| Materials provided |
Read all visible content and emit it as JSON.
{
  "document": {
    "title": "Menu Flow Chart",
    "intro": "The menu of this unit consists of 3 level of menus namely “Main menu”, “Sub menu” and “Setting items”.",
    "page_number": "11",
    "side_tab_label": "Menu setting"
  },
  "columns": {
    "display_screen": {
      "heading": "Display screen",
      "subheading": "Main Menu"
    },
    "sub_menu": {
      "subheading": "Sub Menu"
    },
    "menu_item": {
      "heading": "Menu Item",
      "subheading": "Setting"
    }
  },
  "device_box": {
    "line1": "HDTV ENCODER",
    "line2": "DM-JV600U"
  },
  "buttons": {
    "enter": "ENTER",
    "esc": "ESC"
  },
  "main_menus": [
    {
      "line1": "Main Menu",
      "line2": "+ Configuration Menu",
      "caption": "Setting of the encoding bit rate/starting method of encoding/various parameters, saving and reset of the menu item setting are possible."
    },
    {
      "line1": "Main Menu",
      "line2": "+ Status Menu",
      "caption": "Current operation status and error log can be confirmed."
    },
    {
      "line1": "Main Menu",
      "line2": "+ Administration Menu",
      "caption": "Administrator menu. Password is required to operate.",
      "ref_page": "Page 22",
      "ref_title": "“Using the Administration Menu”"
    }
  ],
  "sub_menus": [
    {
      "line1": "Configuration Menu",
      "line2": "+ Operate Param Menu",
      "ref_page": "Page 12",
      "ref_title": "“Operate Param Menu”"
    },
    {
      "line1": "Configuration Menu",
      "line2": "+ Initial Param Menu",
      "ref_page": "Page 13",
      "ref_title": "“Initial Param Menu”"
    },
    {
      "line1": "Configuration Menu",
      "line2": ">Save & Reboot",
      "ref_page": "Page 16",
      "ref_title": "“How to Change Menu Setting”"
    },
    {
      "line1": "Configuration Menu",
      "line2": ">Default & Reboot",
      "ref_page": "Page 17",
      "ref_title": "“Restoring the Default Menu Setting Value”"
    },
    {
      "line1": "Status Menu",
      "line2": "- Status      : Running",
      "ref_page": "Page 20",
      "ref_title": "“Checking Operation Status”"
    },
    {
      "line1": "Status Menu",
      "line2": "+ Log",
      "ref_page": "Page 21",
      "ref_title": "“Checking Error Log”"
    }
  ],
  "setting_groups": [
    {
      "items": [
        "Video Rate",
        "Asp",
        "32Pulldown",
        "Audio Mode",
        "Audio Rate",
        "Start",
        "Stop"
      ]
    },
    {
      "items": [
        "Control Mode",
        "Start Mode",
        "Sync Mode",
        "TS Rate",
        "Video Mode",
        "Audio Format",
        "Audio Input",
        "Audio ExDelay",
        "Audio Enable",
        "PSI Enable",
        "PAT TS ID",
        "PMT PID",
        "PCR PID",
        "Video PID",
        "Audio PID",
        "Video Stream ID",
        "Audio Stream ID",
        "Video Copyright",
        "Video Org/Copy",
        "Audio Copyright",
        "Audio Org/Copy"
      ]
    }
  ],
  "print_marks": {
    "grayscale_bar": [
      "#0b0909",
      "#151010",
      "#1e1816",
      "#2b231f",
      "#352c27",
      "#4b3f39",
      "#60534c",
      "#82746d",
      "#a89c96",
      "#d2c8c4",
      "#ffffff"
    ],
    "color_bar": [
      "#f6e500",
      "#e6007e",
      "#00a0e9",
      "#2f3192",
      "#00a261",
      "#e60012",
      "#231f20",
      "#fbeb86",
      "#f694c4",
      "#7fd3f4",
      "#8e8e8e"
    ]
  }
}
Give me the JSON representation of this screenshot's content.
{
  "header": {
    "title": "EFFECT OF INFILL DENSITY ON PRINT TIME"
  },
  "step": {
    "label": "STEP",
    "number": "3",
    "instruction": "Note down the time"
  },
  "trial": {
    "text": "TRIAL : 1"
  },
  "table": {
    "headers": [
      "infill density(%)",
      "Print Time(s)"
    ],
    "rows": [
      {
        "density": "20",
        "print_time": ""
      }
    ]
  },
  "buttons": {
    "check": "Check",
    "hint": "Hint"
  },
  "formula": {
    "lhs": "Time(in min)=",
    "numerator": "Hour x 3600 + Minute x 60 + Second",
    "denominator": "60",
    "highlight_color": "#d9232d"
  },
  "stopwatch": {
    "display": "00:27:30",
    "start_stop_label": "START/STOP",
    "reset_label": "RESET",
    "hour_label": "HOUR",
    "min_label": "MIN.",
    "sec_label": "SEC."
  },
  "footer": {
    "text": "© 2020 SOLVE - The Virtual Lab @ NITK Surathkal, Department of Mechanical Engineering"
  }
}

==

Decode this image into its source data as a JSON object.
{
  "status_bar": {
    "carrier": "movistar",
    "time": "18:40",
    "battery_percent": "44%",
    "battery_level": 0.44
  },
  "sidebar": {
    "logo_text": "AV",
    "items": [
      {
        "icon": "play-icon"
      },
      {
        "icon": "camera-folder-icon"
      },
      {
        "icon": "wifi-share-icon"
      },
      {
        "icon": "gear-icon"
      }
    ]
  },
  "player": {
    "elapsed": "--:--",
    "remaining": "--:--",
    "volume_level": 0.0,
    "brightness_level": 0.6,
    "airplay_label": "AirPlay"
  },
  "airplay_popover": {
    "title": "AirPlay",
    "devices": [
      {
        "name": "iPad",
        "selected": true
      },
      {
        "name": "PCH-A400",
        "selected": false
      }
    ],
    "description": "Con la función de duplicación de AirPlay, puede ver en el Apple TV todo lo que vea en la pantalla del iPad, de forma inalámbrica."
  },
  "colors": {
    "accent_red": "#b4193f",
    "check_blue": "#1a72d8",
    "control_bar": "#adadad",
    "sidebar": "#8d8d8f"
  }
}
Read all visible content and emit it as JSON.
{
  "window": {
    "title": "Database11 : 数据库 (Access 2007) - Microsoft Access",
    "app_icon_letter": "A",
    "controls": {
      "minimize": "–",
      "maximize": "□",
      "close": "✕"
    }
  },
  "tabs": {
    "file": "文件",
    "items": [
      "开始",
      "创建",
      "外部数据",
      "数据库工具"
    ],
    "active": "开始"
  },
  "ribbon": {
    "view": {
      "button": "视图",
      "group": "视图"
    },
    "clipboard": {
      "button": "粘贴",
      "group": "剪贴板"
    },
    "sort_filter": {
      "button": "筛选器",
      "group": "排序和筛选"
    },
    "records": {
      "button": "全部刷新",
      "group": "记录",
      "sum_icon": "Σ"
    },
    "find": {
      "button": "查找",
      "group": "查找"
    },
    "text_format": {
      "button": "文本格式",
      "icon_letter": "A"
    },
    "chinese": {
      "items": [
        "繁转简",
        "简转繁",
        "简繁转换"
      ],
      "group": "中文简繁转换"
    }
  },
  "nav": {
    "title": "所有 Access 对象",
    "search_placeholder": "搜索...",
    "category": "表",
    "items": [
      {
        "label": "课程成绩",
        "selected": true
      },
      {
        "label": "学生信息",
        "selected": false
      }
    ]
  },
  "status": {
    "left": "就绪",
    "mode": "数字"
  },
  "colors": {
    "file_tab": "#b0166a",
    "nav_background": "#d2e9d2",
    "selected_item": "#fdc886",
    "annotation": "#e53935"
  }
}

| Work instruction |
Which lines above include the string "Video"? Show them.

| Task output |
        "Video Rate",
        "Video Mode",
        "Video PID",
        "Video Stream ID",
        "Video Copyright",
        "Video Org/Copy",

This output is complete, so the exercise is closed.